All of these things can be detrimental to a person’s sanity, and Frictional Games uses that to their advantage, making sanity a core gameplay mechanic. Those monsters that are lurking about are less likely to spot Daniel if he is crouched and hiding in a dark corner or tucked up inside of a closet, but staying in the dark for prolonged periods will cause Daniel’s sanity to slip away. This causes Daniel to panic, limiting the player’s vision and even triggering hallucinations. The only cure for this is it find a source of light, either by using one of the tinderboxes you can find to light candles and torches or using Daniel’s lantern. Just as the dark can cause issues, though, so too can the light. Brightly lit rooms provide little in the way of hiding spots when the monsters come for you. This is especially problematic as there is nothing in the way of combat, though Daniel does have the ability to pick up some items in the world such as books and even chairs in order to throw them at enemies. This stuns the enemies for a brief moment, giving the player a chance to run and hide safely.

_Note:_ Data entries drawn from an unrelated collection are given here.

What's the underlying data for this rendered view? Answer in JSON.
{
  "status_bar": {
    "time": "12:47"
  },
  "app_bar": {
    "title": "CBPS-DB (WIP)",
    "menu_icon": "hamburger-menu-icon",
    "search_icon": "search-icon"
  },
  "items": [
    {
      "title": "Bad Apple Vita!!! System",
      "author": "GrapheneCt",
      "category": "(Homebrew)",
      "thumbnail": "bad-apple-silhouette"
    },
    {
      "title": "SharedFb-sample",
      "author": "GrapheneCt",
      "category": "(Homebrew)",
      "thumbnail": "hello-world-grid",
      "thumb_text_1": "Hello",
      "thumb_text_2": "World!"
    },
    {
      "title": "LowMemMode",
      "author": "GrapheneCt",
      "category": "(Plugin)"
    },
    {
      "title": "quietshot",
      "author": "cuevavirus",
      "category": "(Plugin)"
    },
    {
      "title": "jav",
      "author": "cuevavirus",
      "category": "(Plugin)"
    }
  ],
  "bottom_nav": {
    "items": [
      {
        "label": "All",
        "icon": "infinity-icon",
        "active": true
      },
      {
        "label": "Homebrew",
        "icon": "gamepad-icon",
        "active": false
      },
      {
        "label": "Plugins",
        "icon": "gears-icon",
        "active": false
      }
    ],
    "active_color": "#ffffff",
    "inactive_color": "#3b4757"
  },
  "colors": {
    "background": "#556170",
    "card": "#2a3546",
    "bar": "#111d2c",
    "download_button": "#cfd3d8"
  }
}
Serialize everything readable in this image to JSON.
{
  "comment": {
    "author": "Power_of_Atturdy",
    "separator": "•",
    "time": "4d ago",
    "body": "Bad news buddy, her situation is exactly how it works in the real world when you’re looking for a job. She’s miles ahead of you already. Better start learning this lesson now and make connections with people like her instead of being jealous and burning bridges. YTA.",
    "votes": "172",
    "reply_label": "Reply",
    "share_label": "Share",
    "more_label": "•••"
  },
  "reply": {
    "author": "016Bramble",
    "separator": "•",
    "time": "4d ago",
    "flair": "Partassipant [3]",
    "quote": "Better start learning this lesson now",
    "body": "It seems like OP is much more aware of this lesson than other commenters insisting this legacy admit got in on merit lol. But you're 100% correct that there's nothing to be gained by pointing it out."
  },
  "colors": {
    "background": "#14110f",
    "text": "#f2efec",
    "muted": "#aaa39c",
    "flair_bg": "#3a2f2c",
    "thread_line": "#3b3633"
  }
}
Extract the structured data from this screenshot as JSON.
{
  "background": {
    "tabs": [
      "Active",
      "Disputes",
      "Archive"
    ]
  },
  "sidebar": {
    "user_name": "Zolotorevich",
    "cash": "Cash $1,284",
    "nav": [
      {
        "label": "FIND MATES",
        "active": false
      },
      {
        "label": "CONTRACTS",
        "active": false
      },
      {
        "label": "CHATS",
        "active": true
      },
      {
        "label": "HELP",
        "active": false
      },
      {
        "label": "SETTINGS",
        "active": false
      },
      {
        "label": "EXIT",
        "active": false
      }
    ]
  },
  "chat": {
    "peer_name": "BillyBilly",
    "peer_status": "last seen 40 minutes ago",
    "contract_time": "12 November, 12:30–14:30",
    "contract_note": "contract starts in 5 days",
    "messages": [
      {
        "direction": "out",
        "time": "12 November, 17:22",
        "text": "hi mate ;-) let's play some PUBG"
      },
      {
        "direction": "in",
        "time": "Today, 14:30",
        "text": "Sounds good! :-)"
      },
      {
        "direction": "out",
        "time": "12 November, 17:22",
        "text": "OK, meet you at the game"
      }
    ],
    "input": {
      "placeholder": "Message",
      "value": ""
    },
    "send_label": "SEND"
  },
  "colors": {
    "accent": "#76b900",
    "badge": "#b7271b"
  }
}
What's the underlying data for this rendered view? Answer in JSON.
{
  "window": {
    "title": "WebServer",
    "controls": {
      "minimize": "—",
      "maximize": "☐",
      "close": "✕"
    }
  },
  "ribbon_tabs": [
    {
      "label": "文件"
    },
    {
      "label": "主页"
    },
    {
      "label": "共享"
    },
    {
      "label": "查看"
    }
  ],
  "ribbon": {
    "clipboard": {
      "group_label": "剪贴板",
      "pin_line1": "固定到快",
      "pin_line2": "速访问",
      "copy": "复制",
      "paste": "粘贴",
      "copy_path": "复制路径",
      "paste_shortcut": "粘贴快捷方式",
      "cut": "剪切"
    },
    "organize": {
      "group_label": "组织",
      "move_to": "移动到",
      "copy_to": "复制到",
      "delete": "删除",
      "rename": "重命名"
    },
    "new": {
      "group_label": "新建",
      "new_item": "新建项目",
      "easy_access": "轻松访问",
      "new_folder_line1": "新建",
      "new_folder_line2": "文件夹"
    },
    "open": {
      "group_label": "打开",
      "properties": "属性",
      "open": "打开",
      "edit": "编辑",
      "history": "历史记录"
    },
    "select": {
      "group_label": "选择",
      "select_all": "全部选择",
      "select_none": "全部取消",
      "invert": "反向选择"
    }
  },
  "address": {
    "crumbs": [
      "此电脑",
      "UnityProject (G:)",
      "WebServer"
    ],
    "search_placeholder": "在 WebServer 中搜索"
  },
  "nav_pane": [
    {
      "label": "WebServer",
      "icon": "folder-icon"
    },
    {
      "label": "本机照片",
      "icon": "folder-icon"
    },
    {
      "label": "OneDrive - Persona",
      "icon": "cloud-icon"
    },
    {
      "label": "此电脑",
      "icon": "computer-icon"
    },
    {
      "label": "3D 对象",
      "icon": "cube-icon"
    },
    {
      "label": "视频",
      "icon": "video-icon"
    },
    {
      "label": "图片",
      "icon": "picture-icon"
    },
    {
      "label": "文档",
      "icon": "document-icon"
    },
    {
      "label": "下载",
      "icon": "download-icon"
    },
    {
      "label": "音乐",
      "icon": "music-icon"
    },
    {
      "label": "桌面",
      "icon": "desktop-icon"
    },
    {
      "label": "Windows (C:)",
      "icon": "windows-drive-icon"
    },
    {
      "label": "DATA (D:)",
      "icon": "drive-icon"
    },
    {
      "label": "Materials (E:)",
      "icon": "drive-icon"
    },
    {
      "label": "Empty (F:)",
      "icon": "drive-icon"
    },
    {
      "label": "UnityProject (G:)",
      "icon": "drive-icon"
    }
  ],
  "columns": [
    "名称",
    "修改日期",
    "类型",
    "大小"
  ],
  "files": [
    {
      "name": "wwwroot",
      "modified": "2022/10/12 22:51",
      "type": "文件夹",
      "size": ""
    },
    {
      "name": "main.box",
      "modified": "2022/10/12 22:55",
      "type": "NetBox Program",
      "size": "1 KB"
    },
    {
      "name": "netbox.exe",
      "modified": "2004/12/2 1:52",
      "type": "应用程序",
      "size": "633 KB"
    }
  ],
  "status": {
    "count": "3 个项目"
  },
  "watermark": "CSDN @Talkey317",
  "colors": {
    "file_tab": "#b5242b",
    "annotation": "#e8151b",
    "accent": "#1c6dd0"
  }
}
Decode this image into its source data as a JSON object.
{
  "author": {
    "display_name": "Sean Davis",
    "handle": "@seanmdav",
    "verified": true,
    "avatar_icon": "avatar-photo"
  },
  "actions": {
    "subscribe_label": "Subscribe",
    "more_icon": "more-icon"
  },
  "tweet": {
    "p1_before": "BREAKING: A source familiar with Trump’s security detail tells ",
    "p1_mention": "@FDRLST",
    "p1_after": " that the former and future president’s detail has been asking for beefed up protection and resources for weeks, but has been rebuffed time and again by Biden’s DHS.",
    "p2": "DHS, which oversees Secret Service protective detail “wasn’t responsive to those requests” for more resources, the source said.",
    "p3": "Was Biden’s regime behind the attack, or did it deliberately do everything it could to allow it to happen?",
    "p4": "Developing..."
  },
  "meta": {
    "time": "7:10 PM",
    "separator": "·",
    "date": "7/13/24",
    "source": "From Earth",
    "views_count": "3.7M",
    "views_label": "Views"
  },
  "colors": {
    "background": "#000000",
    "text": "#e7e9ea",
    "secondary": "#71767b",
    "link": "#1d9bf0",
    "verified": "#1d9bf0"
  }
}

Amnesia: The Dark Descent is not only utterly terrifying, but also clever with the puzzles it uses to push forward the narrative, and these creative puzzles carry over into the Justine expansion. They give the player a reason to explore, a motivation for taking the risk to go into one room or another as opposed to simply hiding in a closet and calling it a day. Players may find themselves shocked, however, at the lack of puzzles in the included sequel, Machine for Pigs. Having been developed by a different studio, Machine for Pigs strips away the puzzle mechanics that kept The Dark Descent and Justine so interesting. The Chinese Room opted instead to make Machine for Pigs more of a narrative driven experience, reducing it to essentially being a ‘walking simulator’. Nonetheless, Amnesia: Collection remains every bit as bone chilling today as it was upon its original release eight years ago.